When McBastian is off the ice, the Devils PK is allowing 8.66 expected goals per hour and with them on, it goes down to 4.93. High-Danger Chances go from 26.33 to 13.97. They are allowing chances at HALF the rate of all other Devils. Their numbers are even more impressive than Kulikov and Vatanen’s in this respect. And if you watch them play, it’s IMMEDIATELY clear how that is happening — they are relentless. Here’s a clip of them tormenting the Capitals to get a taste.
Kulikov gets the puck with some physical play which allows a tired Zajac and Sharangovich (who were hemmed in the first 1:20) to get off and McLeod and Bastian to come on. After that, it’s just beautiful...
Kulikov throws it around the boards to Bastian who was immediately gunning down the side for that play as soon as he came off the bench. McLeod then supports, allowing Bastian to get a head start on the ensuing wrap to empty ice from Washington. Bastian gets to the boards and wins the puck battle over to McLeod and then immediately skates to a position that gives McLeod an area of the ice to put the puck to which Bastian has the quickest route. McLeod sees it, dumps it, and Bastian fights off 4 Capitals for another 10 seconds. Washington tries to break out, and one final stick check from Severson allows the Devils to get 3 of the 4 PKers back in the DZ with only 5 seconds left on the penalty. That was 30 seconds of penalty kill spent ENTIRELY in Washington’s end of the ice.
McBastian just feels most like the Devils kills of the last decade or so. So, as long as Zajac+X can prevent the other team’s PP1 from scoring the first minute, I think our PK2 unit whether it’s Bastian, McLeod, Yegor, or Pavel; could be fun to watch.
I mentioned that there were three things that helped the Devils turn their PK around. Nas (or Ruff) made some key changes to the personnel, specifically promoting Kulikov over Murray, getting Vatanen back, and McLeod and Bastian in over Palmieri. Over time, keeping many of the same guys on the PK despite early struggles has allowed them to develop chemistry. And, lastly, Wedgewood and Blackwood have been either significantly better or significantly luckier because they’ve stopped far more pucks during the last 10 games as well.

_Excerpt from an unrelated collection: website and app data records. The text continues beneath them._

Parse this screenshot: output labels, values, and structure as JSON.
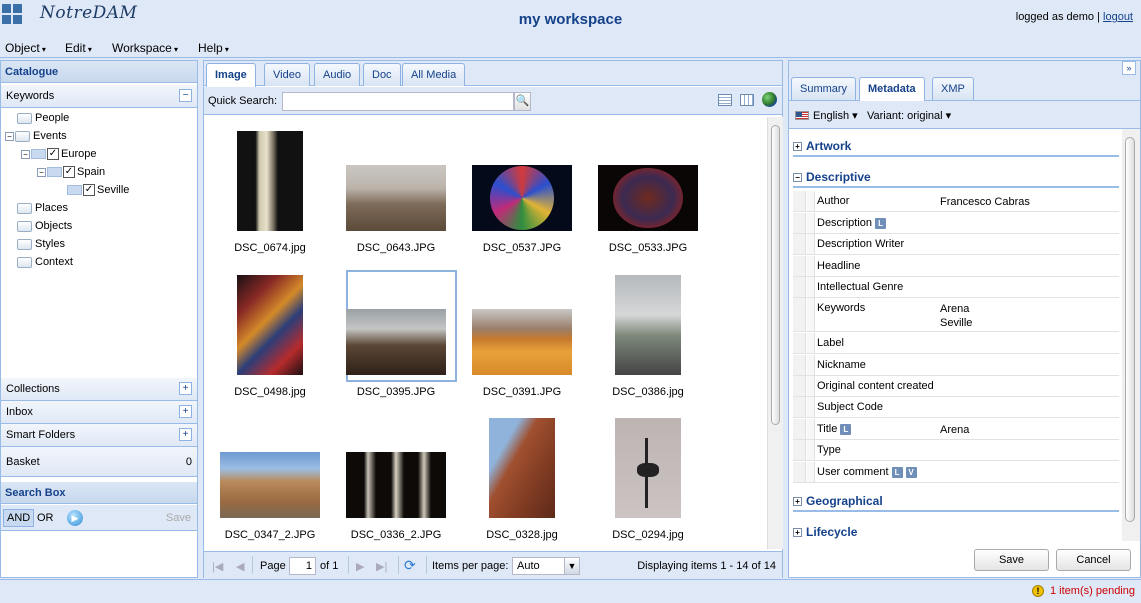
{
  "app": {
    "logo_text": "NotreDAM",
    "workspace_title": "my workspace",
    "logged_as": "logged as demo |",
    "logout_label": "logout"
  },
  "menu": [
    "Object",
    "Edit",
    "Workspace",
    "Help"
  ],
  "left": {
    "catalogue_title": "Catalogue",
    "keywords_label": "Keywords",
    "tree": [
      "People",
      "Events",
      "Europe",
      "Spain",
      "Seville",
      "Places",
      "Objects",
      "Styles",
      "Context"
    ],
    "collections_label": "Collections",
    "inbox_label": "Inbox",
    "smart_folders_label": "Smart Folders",
    "basket_label": "Basket",
    "basket_count": "0",
    "search_box_title": "Search Box",
    "and_label": "AND",
    "or_label": "OR",
    "save_label": "Save"
  },
  "center": {
    "tabs": [
      "Image",
      "Video",
      "Audio",
      "Doc",
      "All Media"
    ],
    "quick_search_label": "Quick Search:",
    "quick_search_value": "",
    "thumbnails": [
      "DSC_0674.jpg",
      "DSC_0643.JPG",
      "DSC_0537.JPG",
      "DSC_0533.JPG",
      "DSC_0498.jpg",
      "DSC_0395.JPG",
      "DSC_0391.JPG",
      "DSC_0386.jpg",
      "DSC_0347_2.JPG",
      "DSC_0336_2.JPG",
      "DSC_0328.jpg",
      "DSC_0294.jpg"
    ],
    "pager": {
      "page_label": "Page",
      "page_value": "1",
      "of_label": "of 1",
      "items_per_page_label": "Items per page:",
      "items_per_page_value": "Auto",
      "displaying": "Displaying items 1 - 14 of 14"
    }
  },
  "right": {
    "tabs": [
      "Summary",
      "Metadata",
      "XMP"
    ],
    "language": "English",
    "variant": "Variant: original",
    "sections": [
      "Artwork",
      "Descriptive",
      "Geographical",
      "Lifecycle"
    ],
    "fields": [
      {
        "key": "Author",
        "value": "Francesco Cabras"
      },
      {
        "key": "Description",
        "value": ""
      },
      {
        "key": "Description Writer",
        "value": ""
      },
      {
        "key": "Headline",
        "value": ""
      },
      {
        "key": "Intellectual Genre",
        "value": ""
      },
      {
        "key": "Keywords",
        "value": "Arena",
        "value2": "Seville"
      },
      {
        "key": "Label",
        "value": ""
      },
      {
        "key": "Nickname",
        "value": ""
      },
      {
        "key": "Original content created",
        "value": ""
      },
      {
        "key": "Subject Code",
        "value": ""
      },
      {
        "key": "Title",
        "value": "Arena"
      },
      {
        "key": "Type",
        "value": ""
      },
      {
        "key": "User comment",
        "value": ""
      }
    ],
    "badge_l": "L",
    "badge_v": "V",
    "save_label": "Save",
    "cancel_label": "Cancel"
  },
  "status": {
    "pending": "1 item(s) pending"
  }
}
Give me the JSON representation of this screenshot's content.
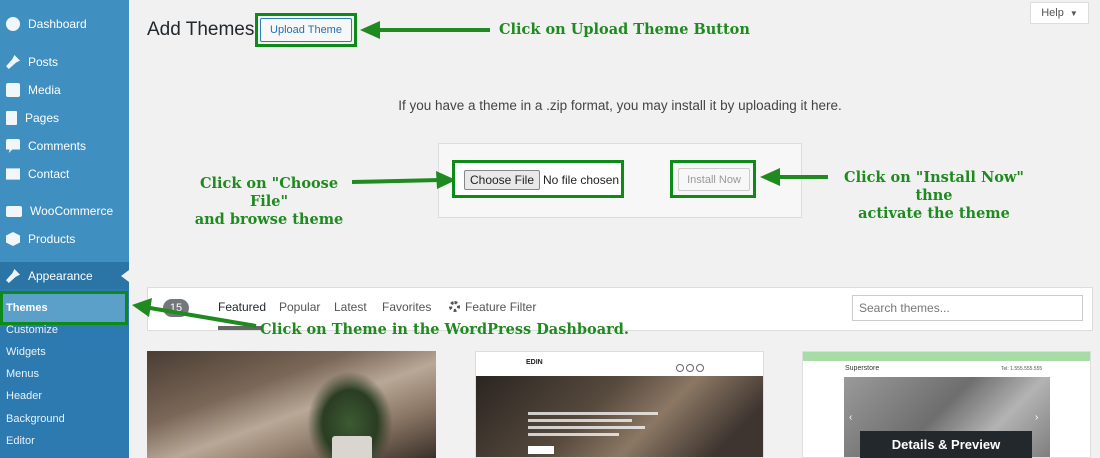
{
  "sidebar": {
    "items": [
      {
        "label": "Dashboard",
        "icon": "dashboard-icon"
      },
      {
        "label": "Posts",
        "icon": "pushpin-icon"
      },
      {
        "label": "Media",
        "icon": "media-icon"
      },
      {
        "label": "Pages",
        "icon": "pages-icon"
      },
      {
        "label": "Comments",
        "icon": "comment-icon"
      },
      {
        "label": "Contact",
        "icon": "envelope-icon"
      },
      {
        "label": "WooCommerce",
        "icon": "woocommerce-icon"
      },
      {
        "label": "Products",
        "icon": "box-icon"
      },
      {
        "label": "Appearance",
        "icon": "paintbrush-icon"
      }
    ],
    "submenu": [
      "Themes",
      "Customize",
      "Widgets",
      "Menus",
      "Header",
      "Background",
      "Editor"
    ],
    "color": "#3f8fc0",
    "active_color": "#2b74a6"
  },
  "header": {
    "title": "Add Themes",
    "upload_button": "Upload Theme",
    "help_label": "Help"
  },
  "upload": {
    "help_text": "If you have a theme in a .zip format, you may install it by uploading it here.",
    "choose_file_label": "Choose File",
    "no_file_text": "No file chosen",
    "install_button": "Install Now"
  },
  "filter": {
    "count": "15",
    "tabs": [
      "Featured",
      "Popular",
      "Latest",
      "Favorites"
    ],
    "feature_filter": "Feature Filter",
    "search_placeholder": "Search themes..."
  },
  "themes": {
    "card2_logo": "EDIN",
    "card3_logo": "Superstore",
    "card3_phone": "Tel: 1.555.555.555",
    "details_button": "Details & Preview"
  },
  "annotations": {
    "upload": "Click on Upload Theme Button",
    "choose_file_line1": "Click on \"Choose File\"",
    "choose_file_line2": "and browse theme",
    "install_line1": "Click on \"Install Now\" thne",
    "install_line2": "activate the theme",
    "themes": "Click on Theme in the WordPress Dashboard."
  },
  "colors": {
    "annotation_green": "#1f8a1f",
    "highlight_border": "#0d8a17"
  }
}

Is the PK fixed? Who knows. But we certainly have a glimmer of hope that it will not be the nuclear waste dump that it was to start the season. Now, the powerplay? Well, let’s hope that my article next week will talk about how that finally got turned around too. I’m not optimistic...